[Page and application data records]
□ □ □ □ □

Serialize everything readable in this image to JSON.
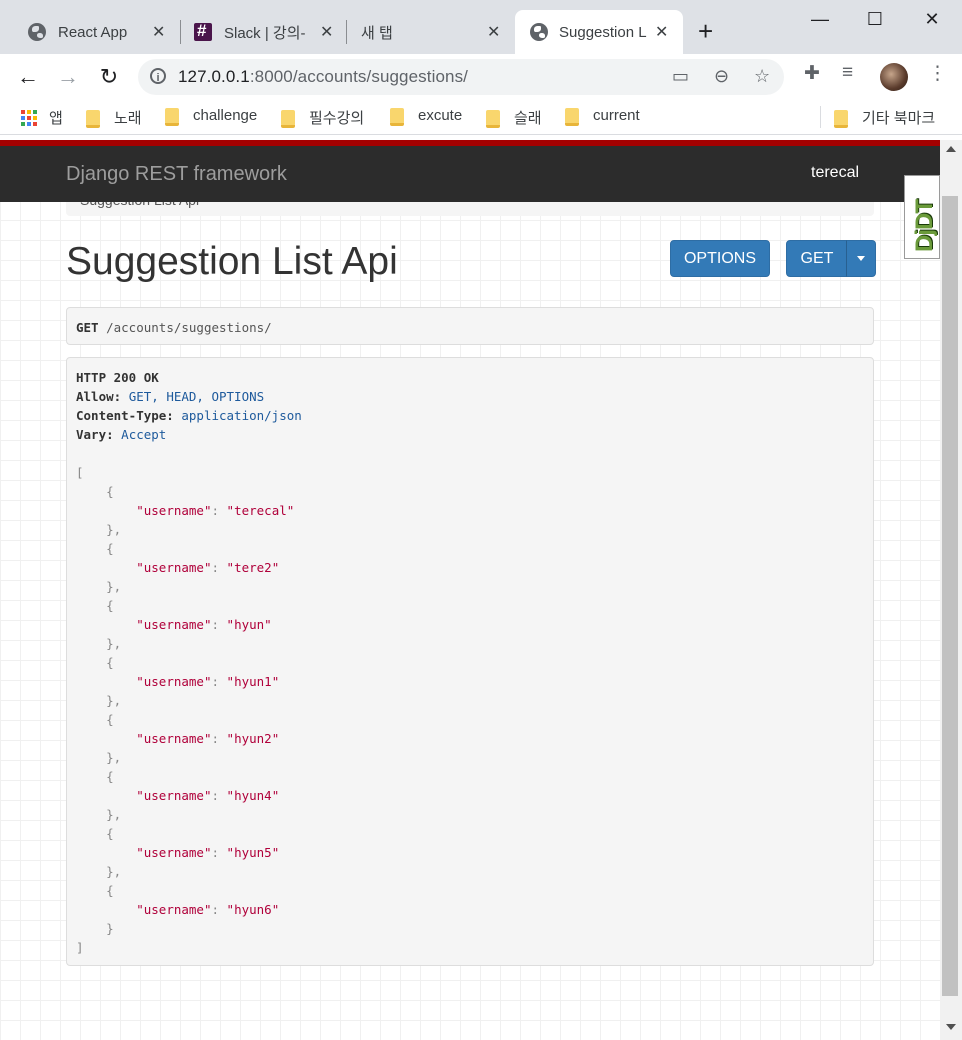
{
  "browser": {
    "tabs": [
      {
        "title": "React App",
        "icon": "globe-icon",
        "active": false
      },
      {
        "title": "Slack | 강의-",
        "icon": "slack-icon",
        "active": false
      },
      {
        "title": "새 탭",
        "icon": "",
        "active": false
      },
      {
        "title": "Suggestion L",
        "icon": "globe-icon",
        "active": true
      }
    ],
    "new_tab": "+",
    "window_controls": {
      "minimize": "—",
      "maximize": "☐",
      "close": "✕"
    },
    "url_host": "127.0.0.1",
    "url_rest": ":8000/accounts/suggestions/",
    "bookmarks": [
      {
        "label": "앱",
        "icon": "apps-icon"
      },
      {
        "label": "노래",
        "icon": "folder-icon"
      },
      {
        "label": "challenge",
        "icon": "folder-icon"
      },
      {
        "label": "필수강의",
        "icon": "folder-icon"
      },
      {
        "label": "excute",
        "icon": "folder-icon"
      },
      {
        "label": "슬래",
        "icon": "folder-icon"
      },
      {
        "label": "current",
        "icon": "folder-icon"
      }
    ],
    "other_bookmarks": "기타 북마크"
  },
  "page": {
    "brand": "Django REST framework",
    "user": "terecal",
    "breadcrumb": "Suggestion List Api",
    "title": "Suggestion List Api",
    "options_button": "OPTIONS",
    "get_button": "GET",
    "request_method": "GET",
    "request_path": "/accounts/suggestions/",
    "response": {
      "status": "HTTP 200 OK",
      "headers": [
        {
          "key": "Allow:",
          "value": "GET, HEAD, OPTIONS"
        },
        {
          "key": "Content-Type:",
          "value": "application/json"
        },
        {
          "key": "Vary:",
          "value": "Accept"
        }
      ],
      "json_key": "\"username\"",
      "usernames": [
        "\"terecal\"",
        "\"tere2\"",
        "\"hyun\"",
        "\"hyun1\"",
        "\"hyun2\"",
        "\"hyun4\"",
        "\"hyun5\"",
        "\"hyun6\""
      ]
    },
    "djdt": "DjDT"
  },
  "colors": {
    "accent": "#337ab7",
    "navbar": "#2c2c2c",
    "danger_bar": "#a30000"
  }
}
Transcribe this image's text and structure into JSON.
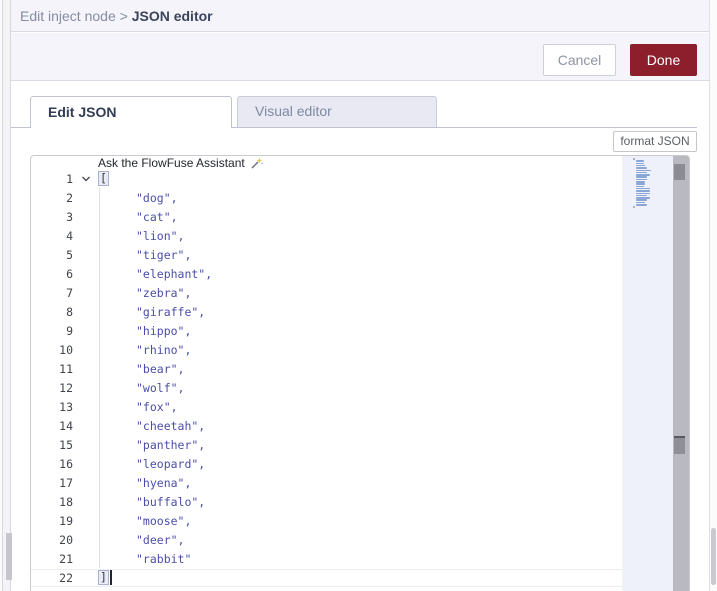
{
  "breadcrumb": {
    "parent": "Edit inject node",
    "separator": ">",
    "current": "JSON editor"
  },
  "header_buttons": {
    "cancel": "Cancel",
    "done": "Done"
  },
  "tabs": {
    "edit_json": "Edit JSON",
    "visual_editor": "Visual editor"
  },
  "toolbar": {
    "format_button": "format JSON"
  },
  "assistant": {
    "label": "Ask the FlowFuse Assistant"
  },
  "editor": {
    "line_count": 22,
    "lines": [
      {
        "number": 1,
        "text": "[",
        "kind": "open"
      },
      {
        "number": 2,
        "text": "\"dog\",",
        "kind": "string"
      },
      {
        "number": 3,
        "text": "\"cat\",",
        "kind": "string"
      },
      {
        "number": 4,
        "text": "\"lion\",",
        "kind": "string"
      },
      {
        "number": 5,
        "text": "\"tiger\",",
        "kind": "string"
      },
      {
        "number": 6,
        "text": "\"elephant\",",
        "kind": "string"
      },
      {
        "number": 7,
        "text": "\"zebra\",",
        "kind": "string"
      },
      {
        "number": 8,
        "text": "\"giraffe\",",
        "kind": "string"
      },
      {
        "number": 9,
        "text": "\"hippo\",",
        "kind": "string"
      },
      {
        "number": 10,
        "text": "\"rhino\",",
        "kind": "string"
      },
      {
        "number": 11,
        "text": "\"bear\",",
        "kind": "string"
      },
      {
        "number": 12,
        "text": "\"wolf\",",
        "kind": "string"
      },
      {
        "number": 13,
        "text": "\"fox\",",
        "kind": "string"
      },
      {
        "number": 14,
        "text": "\"cheetah\",",
        "kind": "string"
      },
      {
        "number": 15,
        "text": "\"panther\",",
        "kind": "string"
      },
      {
        "number": 16,
        "text": "\"leopard\",",
        "kind": "string"
      },
      {
        "number": 17,
        "text": "\"hyena\",",
        "kind": "string"
      },
      {
        "number": 18,
        "text": "\"buffalo\",",
        "kind": "string"
      },
      {
        "number": 19,
        "text": "\"moose\",",
        "kind": "string"
      },
      {
        "number": 20,
        "text": "\"deer\",",
        "kind": "string"
      },
      {
        "number": 21,
        "text": "\"rabbit\"",
        "kind": "string"
      },
      {
        "number": 22,
        "text": "]",
        "kind": "close",
        "cursor": true
      }
    ]
  },
  "icons": {
    "fold": "chevron-down-icon",
    "assistant": "magic-wand-icon"
  },
  "colors": {
    "accent_red": "#8d1f2d",
    "band_bg": "#f4f4fa",
    "string_blue": "#4b4ea8",
    "minimap_mark": "#8aa6d6",
    "minimap_bracket": "#9a9ab0"
  }
}
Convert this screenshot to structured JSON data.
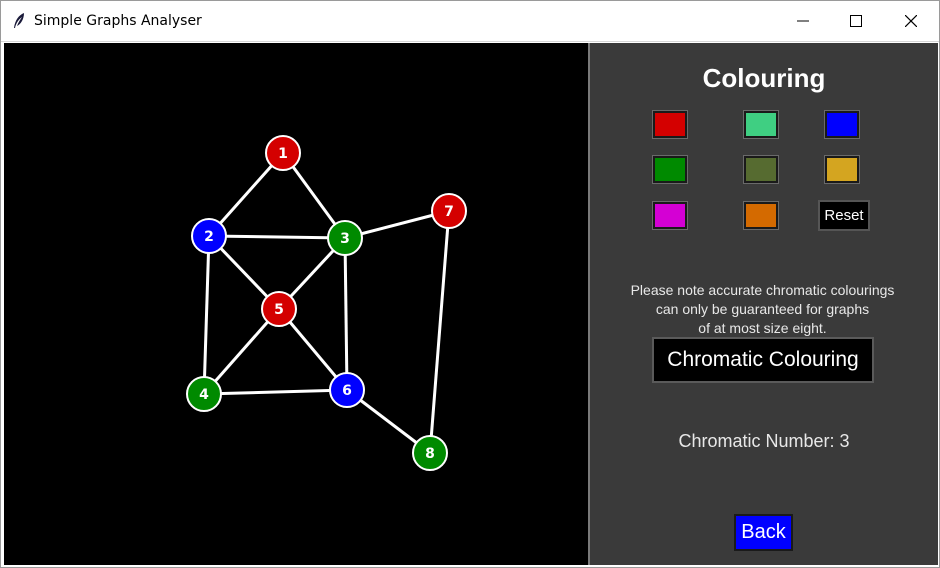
{
  "window": {
    "title": "Simple Graphs Analyser",
    "controls": [
      "minimize-icon",
      "maximize-icon",
      "close-icon"
    ]
  },
  "graph": {
    "nodes": [
      {
        "id": "1",
        "color": "#d40000"
      },
      {
        "id": "2",
        "color": "#0000ff"
      },
      {
        "id": "3",
        "color": "#008a00"
      },
      {
        "id": "4",
        "color": "#008a00"
      },
      {
        "id": "5",
        "color": "#d40000"
      },
      {
        "id": "6",
        "color": "#0000ff"
      },
      {
        "id": "7",
        "color": "#d40000"
      },
      {
        "id": "8",
        "color": "#008a00"
      }
    ],
    "edges": [
      [
        "1",
        "2"
      ],
      [
        "1",
        "3"
      ],
      [
        "2",
        "3"
      ],
      [
        "2",
        "5"
      ],
      [
        "2",
        "4"
      ],
      [
        "3",
        "5"
      ],
      [
        "3",
        "6"
      ],
      [
        "3",
        "7"
      ],
      [
        "4",
        "5"
      ],
      [
        "4",
        "6"
      ],
      [
        "5",
        "6"
      ],
      [
        "6",
        "8"
      ],
      [
        "7",
        "8"
      ]
    ]
  },
  "panel": {
    "title": "Colouring",
    "swatches": [
      "#d40000",
      "#3fcf82",
      "#0000ff",
      "#008a00",
      "#566b30",
      "#d4a520",
      "#d400d4",
      "#d46a00"
    ],
    "reset_label": "Reset",
    "note_lines": [
      "Please note accurate chromatic colourings",
      "can only be guaranteed for graphs",
      "of at most size eight."
    ],
    "chromatic_button_label": "Chromatic Colouring",
    "chromatic_number_text": "Chromatic Number: 3",
    "back_label": "Back"
  }
}
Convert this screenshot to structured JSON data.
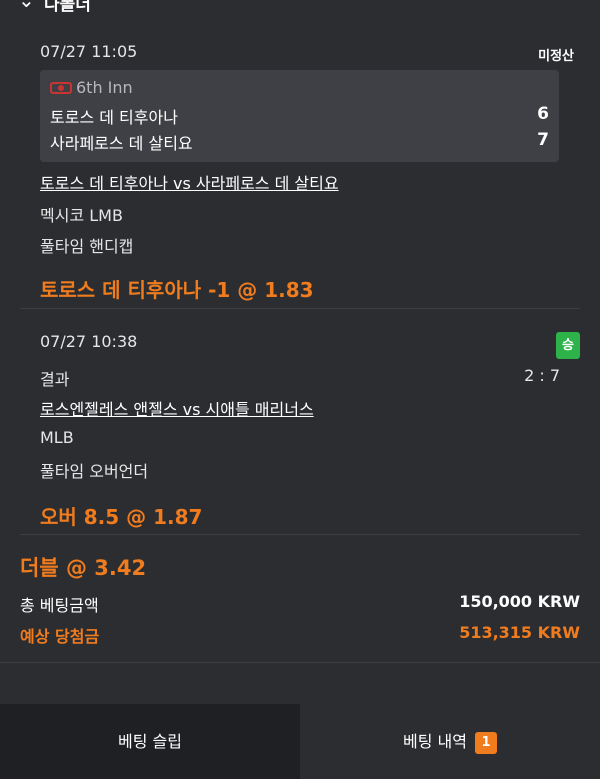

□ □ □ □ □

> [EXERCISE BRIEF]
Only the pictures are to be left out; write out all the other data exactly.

> [SOLVED PROBLEM]
Serialize everything readable in this image to JSON.
{
  "browser": {
    "tabs": [
      {
        "title": "React App",
        "icon": "globe-icon",
        "active": false
      },
      {
        "title": "Slack | 강의-",
        "icon": "slack-icon",
        "active": false
      },
      {
        "title": "새 탭",
        "icon": "",
        "active": false
      },
      {
        "title": "Suggestion L",
        "icon": "globe-icon",
        "active": true
      }
    ],
    "new_tab": "+",
    "window_controls": {
      "minimize": "—",
      "maximize": "☐",
      "close": "✕"
    },
    "url_host": "127.0.0.1",
    "url_rest": ":8000/accounts/suggestions/",
    "bookmarks": [
      {
        "label": "앱",
        "icon": "apps-icon"
      },
      {
        "label": "노래",
        "icon": "folder-icon"
      },
      {
        "label": "challenge",
        "icon": "folder-icon"
      },
      {
        "label": "필수강의",
        "icon": "folder-icon"
      },
      {
        "label": "excute",
        "icon": "folder-icon"
      },
      {
        "label": "슬래",
        "icon": "folder-icon"
      },
      {
        "label": "current",
        "icon": "folder-icon"
      }
    ],
    "other_bookmarks": "기타 북마크"
  },
  "page": {
    "brand": "Django REST framework",
    "user": "terecal",
    "breadcrumb": "Suggestion List Api",
    "title": "Suggestion List Api",
    "options_button": "OPTIONS",
    "get_button": "GET",
    "request_method": "GET",
    "request_path": "/accounts/suggestions/",
    "response": {
      "status": "HTTP 200 OK",
      "headers": [
        {
          "key": "Allow:",
          "value": "GET, HEAD, OPTIONS"
        },
        {
          "key": "Content-Type:",
          "value": "application/json"
        },
        {
          "key": "Vary:",
          "value": "Accept"
        }
      ],
      "json_key": "\"username\"",
      "usernames": [
        "\"terecal\"",
        "\"tere2\"",
        "\"hyun\"",
        "\"hyun1\"",
        "\"hyun2\"",
        "\"hyun4\"",
        "\"hyun5\"",
        "\"hyun6\""
      ]
    },
    "djdt": "DjDT"
  },
  "colors": {
    "accent": "#337ab7",
    "navbar": "#2c2c2c",
    "danger_bar": "#a30000"
  }
}
Transcribe this image's text and structure into JSON.
{
  "breadcrumb": {
    "parent": "Edit inject node",
    "separator": ">",
    "current": "JSON editor"
  },
  "header_buttons": {
    "cancel": "Cancel",
    "done": "Done"
  },
  "tabs": {
    "edit_json": "Edit JSON",
    "visual_editor": "Visual editor"
  },
  "toolbar": {
    "format_button": "format JSON"
  },
  "assistant": {
    "label": "Ask the FlowFuse Assistant"
  },
  "editor": {
    "line_count": 22,
    "lines": [
      {
        "number": 1,
        "text": "[",
        "kind": "open"
      },
      {
        "number": 2,
        "text": "\"dog\",",
        "kind": "string"
      },
      {
        "number": 3,
        "text": "\"cat\",",
        "kind": "string"
      },
      {
        "number": 4,
        "text": "\"lion\",",
        "kind": "string"
      },
      {
        "number": 5,
        "text": "\"tiger\",",
        "kind": "string"
      },
      {
        "number": 6,
        "text": "\"elephant\",",
        "kind": "string"
      },
      {
        "number": 7,
        "text": "\"zebra\",",
        "kind": "string"
      },
      {
        "number": 8,
        "text": "\"giraffe\",",
        "kind": "string"
      },
      {
        "number": 9,
        "text": "\"hippo\",",
        "kind": "string"
      },
      {
        "number": 10,
        "text": "\"rhino\",",
        "kind": "string"
      },
      {
        "number": 11,
        "text": "\"bear\",",
        "kind": "string"
      },
      {
        "number": 12,
        "text": "\"wolf\",",
        "kind": "string"
      },
      {
        "number": 13,
        "text": "\"fox\",",
        "kind": "string"
      },
      {
        "number": 14,
        "text": "\"cheetah\",",
        "kind": "string"
      },
      {
        "number": 15,
        "text": "\"panther\",",
        "kind": "string"
      },
      {
        "number": 16,
        "text": "\"leopard\",",
        "kind": "string"
      },
      {
        "number": 17,
        "text": "\"hyena\",",
        "kind": "string"
      },
      {
        "number": 18,
        "text": "\"buffalo\",",
        "kind": "string"
      },
      {
        "number": 19,
        "text": "\"moose\",",
        "kind": "string"
      },
      {
        "number": 20,
        "text": "\"deer\",",
        "kind": "string"
      },
      {
        "number": 21,
        "text": "\"rabbit\"",
        "kind": "string"
      },
      {
        "number": 22,
        "text": "]",
        "kind": "close",
        "cursor": true
      }
    ]
  },
  "icons": {
    "fold": "chevron-down-icon",
    "assistant": "magic-wand-icon"
  },
  "colors": {
    "accent_red": "#8d1f2d",
    "band_bg": "#f4f4fa",
    "string_blue": "#4b4ea8",
    "minimap_mark": "#8aa6d6",
    "minimap_bracket": "#9a9ab0"
  }
}
Convert this screenshot to structured JSON data.
{
  "window": {
    "title": "Simple Graphs Analyser",
    "controls": [
      "minimize-icon",
      "maximize-icon",
      "close-icon"
    ]
  },
  "graph": {
    "nodes": [
      {
        "id": "1",
        "color": "#d40000"
      },
      {
        "id": "2",
        "color": "#0000ff"
      },
      {
        "id": "3",
        "color": "#008a00"
      },
      {
        "id": "4",
        "color": "#008a00"
      },
      {
        "id": "5",
        "color": "#d40000"
      },
      {
        "id": "6",
        "color": "#0000ff"
      },
      {
        "id": "7",
        "color": "#d40000"
      },
      {
        "id": "8",
        "color": "#008a00"
      }
    ],
    "edges": [
      [
        "1",
        "2"
      ],
      [
        "1",
        "3"
      ],
      [
        "2",
        "3"
      ],
      [
        "2",
        "5"
      ],
      [
        "2",
        "4"
      ],
      [
        "3",
        "5"
      ],
      [
        "3",
        "6"
      ],
      [
        "3",
        "7"
      ],
      [
        "4",
        "5"
      ],
      [
        "4",
        "6"
      ],
      [
        "5",
        "6"
      ],
      [
        "6",
        "8"
      ],
      [
        "7",
        "8"
      ]
    ]
  },
  "panel": {
    "title": "Colouring",
    "swatches": [
      "#d40000",
      "#3fcf82",
      "#0000ff",
      "#008a00",
      "#566b30",
      "#d4a520",
      "#d400d4",
      "#d46a00"
    ],
    "reset_label": "Reset",
    "note_lines": [
      "Please note accurate chromatic colourings",
      "can only be guaranteed for graphs",
      "of at most size eight."
    ],
    "chromatic_button_label": "Chromatic Colouring",
    "chromatic_number_text": "Chromatic Number: 3",
    "back_label": "Back"
  }
}
Convert this screenshot to structured JSON data.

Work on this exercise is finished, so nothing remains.